ASSIGNMENT: Your response should give back each record exactly, word for word.
Start of AVAILABLE RECORDS
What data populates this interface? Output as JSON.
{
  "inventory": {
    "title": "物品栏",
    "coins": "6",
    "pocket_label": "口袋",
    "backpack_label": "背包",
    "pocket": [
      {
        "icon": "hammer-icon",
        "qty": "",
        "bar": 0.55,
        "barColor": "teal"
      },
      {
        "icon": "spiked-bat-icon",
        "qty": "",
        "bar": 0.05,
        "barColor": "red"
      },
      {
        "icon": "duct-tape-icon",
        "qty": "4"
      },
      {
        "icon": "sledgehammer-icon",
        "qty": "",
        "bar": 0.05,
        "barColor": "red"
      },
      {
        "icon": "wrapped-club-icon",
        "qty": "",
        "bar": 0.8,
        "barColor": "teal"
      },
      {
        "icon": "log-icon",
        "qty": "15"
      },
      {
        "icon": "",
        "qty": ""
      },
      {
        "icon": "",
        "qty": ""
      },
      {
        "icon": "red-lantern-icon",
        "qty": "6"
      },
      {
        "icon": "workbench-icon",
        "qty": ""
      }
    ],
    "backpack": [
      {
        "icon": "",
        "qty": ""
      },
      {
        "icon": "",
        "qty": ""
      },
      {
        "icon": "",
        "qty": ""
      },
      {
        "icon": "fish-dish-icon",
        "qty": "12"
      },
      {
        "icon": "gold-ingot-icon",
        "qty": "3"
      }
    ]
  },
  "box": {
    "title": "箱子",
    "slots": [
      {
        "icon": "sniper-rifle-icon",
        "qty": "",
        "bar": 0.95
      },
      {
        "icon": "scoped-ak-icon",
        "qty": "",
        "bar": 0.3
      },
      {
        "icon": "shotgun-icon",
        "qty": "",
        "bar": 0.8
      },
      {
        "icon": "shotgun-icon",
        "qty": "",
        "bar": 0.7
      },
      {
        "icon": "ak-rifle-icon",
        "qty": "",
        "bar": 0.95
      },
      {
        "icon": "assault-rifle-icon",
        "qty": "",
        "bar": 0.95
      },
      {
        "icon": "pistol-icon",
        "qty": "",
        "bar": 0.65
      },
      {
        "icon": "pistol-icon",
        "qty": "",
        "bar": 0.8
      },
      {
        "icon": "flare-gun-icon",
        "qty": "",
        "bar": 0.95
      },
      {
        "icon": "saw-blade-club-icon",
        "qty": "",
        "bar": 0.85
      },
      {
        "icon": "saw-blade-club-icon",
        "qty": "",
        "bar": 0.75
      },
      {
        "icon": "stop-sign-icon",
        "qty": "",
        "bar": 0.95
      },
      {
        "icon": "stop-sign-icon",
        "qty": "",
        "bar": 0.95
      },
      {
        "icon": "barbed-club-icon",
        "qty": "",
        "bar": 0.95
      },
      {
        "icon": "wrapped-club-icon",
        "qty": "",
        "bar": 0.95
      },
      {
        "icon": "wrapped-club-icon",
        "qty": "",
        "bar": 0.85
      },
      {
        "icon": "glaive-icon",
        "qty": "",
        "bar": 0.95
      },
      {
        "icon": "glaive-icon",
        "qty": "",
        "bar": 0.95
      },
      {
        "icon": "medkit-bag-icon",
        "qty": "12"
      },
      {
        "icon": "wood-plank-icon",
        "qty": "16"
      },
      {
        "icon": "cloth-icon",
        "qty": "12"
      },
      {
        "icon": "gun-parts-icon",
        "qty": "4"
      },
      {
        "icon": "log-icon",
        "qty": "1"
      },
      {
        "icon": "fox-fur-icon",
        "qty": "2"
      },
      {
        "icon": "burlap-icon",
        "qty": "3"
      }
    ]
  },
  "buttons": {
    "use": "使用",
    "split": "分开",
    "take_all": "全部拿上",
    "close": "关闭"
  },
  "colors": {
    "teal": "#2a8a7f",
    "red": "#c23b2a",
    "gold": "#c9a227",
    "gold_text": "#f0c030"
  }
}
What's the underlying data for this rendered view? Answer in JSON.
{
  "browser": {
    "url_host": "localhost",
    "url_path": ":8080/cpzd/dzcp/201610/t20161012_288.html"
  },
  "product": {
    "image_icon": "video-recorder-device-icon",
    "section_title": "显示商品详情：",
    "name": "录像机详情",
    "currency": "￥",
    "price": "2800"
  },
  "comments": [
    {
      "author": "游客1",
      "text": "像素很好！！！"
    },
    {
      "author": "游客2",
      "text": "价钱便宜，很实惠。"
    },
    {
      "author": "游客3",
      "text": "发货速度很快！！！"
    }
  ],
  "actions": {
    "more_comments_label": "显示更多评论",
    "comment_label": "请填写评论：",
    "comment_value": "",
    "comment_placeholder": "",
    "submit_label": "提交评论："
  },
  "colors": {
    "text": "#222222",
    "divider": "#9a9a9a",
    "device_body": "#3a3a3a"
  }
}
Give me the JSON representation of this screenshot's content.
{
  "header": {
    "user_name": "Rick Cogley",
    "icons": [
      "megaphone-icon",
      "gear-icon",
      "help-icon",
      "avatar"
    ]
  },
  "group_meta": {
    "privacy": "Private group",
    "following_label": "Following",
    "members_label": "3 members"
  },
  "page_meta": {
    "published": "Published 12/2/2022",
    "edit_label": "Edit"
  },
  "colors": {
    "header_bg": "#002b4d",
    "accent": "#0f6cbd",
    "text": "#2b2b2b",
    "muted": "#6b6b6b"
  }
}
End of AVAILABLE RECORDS
RESPONSE BELOW:
What data populates this interface? Output as JSON.
{
  "inventory": {
    "title": "物品栏",
    "coins": "6",
    "pocket_label": "口袋",
    "backpack_label": "背包",
    "pocket": [
      {
        "icon": "hammer-icon",
        "qty": "",
        "bar": 0.55,
        "barColor": "teal"
      },
      {
        "icon": "spiked-bat-icon",
        "qty": "",
        "bar": 0.05,
        "barColor": "red"
      },
      {
        "icon": "duct-tape-icon",
        "qty": "4"
      },
      {
        "icon": "sledgehammer-icon",
        "qty": "",
        "bar": 0.05,
        "barColor": "red"
      },
      {
        "icon": "wrapped-club-icon",
        "qty": "",
        "bar": 0.8,
        "barColor": "teal"
      },
      {
        "icon": "log-icon",
        "qty": "15"
      },
      {
        "icon": "",
        "qty": ""
      },
      {
        "icon": "",
        "qty": ""
      },
      {
        "icon": "red-lantern-icon",
        "qty": "6"
      },
      {
        "icon": "workbench-icon",
        "qty": ""
      }
    ],
    "backpack": [
      {
        "icon": "",
        "qty": ""
      },
      {
        "icon": "",
        "qty": ""
      },
      {
        "icon": "",
        "qty": ""
      },
      {
        "icon": "fish-dish-icon",
        "qty": "12"
      },
      {
        "icon": "gold-ingot-icon",
        "qty": "3"
      }
    ]
  },
  "box": {
    "title": "箱子",
    "slots": [
      {
        "icon": "sniper-rifle-icon",
        "qty": "",
        "bar": 0.95
      },
      {
        "icon": "scoped-ak-icon",
        "qty": "",
        "bar": 0.3
      },
      {
        "icon": "shotgun-icon",
        "qty": "",
        "bar": 0.8
      },
      {
        "icon": "shotgun-icon",
        "qty": "",
        "bar": 0.7
      },
      {
        "icon": "ak-rifle-icon",
        "qty": "",
        "bar": 0.95
      },
      {
        "icon": "assault-rifle-icon",
        "qty": "",
        "bar": 0.95
      },
      {
        "icon": "pistol-icon",
        "qty": "",
        "bar": 0.65
      },
      {
        "icon": "pistol-icon",
        "qty": "",
        "bar": 0.8
      },
      {
        "icon": "flare-gun-icon",
        "qty": "",
        "bar": 0.95
      },
      {
        "icon": "saw-blade-club-icon",
        "qty": "",
        "bar": 0.85
      },
      {
        "icon": "saw-blade-club-icon",
        "qty": "",
        "bar": 0.75
      },
      {
        "icon": "stop-sign-icon",
        "qty": "",
        "bar": 0.95
      },
      {
        "icon": "stop-sign-icon",
        "qty": "",
        "bar": 0.95
      },
      {
        "icon": "barbed-club-icon",
        "qty": "",
        "bar": 0.95
      },
      {
        "icon": "wrapped-club-icon",
        "qty": "",
        "bar": 0.95
      },
      {
        "icon": "wrapped-club-icon",
        "qty": "",
        "bar": 0.85
      },
      {
        "icon": "glaive-icon",
        "qty": "",
        "bar": 0.95
      },
      {
        "icon": "glaive-icon",
        "qty": "",
        "bar": 0.95
      },
      {
        "icon": "medkit-bag-icon",
        "qty": "12"
      },
      {
        "icon": "wood-plank-icon",
        "qty": "16"
      },
      {
        "icon": "cloth-icon",
        "qty": "12"
      },
      {
        "icon": "gun-parts-icon",
        "qty": "4"
      },
      {
        "icon": "log-icon",
        "qty": "1"
      },
      {
        "icon": "fox-fur-icon",
        "qty": "2"
      },
      {
        "icon": "burlap-icon",
        "qty": "3"
      }
    ]
  },
  "buttons": {
    "use": "使用",
    "split": "分开",
    "take_all": "全部拿上",
    "close": "关闭"
  },
  "colors": {
    "teal": "#2a8a7f",
    "red": "#c23b2a",
    "gold": "#c9a227",
    "gold_text": "#f0c030"
  }
}
What's the underlying data for this rendered view? Answer in JSON.
{
  "browser": {
    "url_host": "localhost",
    "url_path": ":8080/cpzd/dzcp/201610/t20161012_288.html"
  },
  "product": {
    "image_icon": "video-recorder-device-icon",
    "section_title": "显示商品详情：",
    "name": "录像机详情",
    "currency": "￥",
    "price": "2800"
  },
  "comments": [
    {
      "author": "游客1",
      "text": "像素很好！！！"
    },
    {
      "author": "游客2",
      "text": "价钱便宜，很实惠。"
    },
    {
      "author": "游客3",
      "text": "发货速度很快！！！"
    }
  ],
  "actions": {
    "more_comments_label": "显示更多评论",
    "comment_label": "请填写评论：",
    "comment_value": "",
    "comment_placeholder": "",
    "submit_label": "提交评论："
  },
  "colors": {
    "text": "#222222",
    "divider": "#9a9a9a",
    "device_body": "#3a3a3a"
  }
}
Give me the JSON representation of this screenshot's content.
{
  "header": {
    "user_name": "Rick Cogley",
    "icons": [
      "megaphone-icon",
      "gear-icon",
      "help-icon",
      "avatar"
    ]
  },
  "group_meta": {
    "privacy": "Private group",
    "following_label": "Following",
    "members_label": "3 members"
  },
  "page_meta": {
    "published": "Published 12/2/2022",
    "edit_label": "Edit"
  },
  "colors": {
    "header_bg": "#002b4d",
    "accent": "#0f6cbd",
    "text": "#2b2b2b",
    "muted": "#6b6b6b"
  }
}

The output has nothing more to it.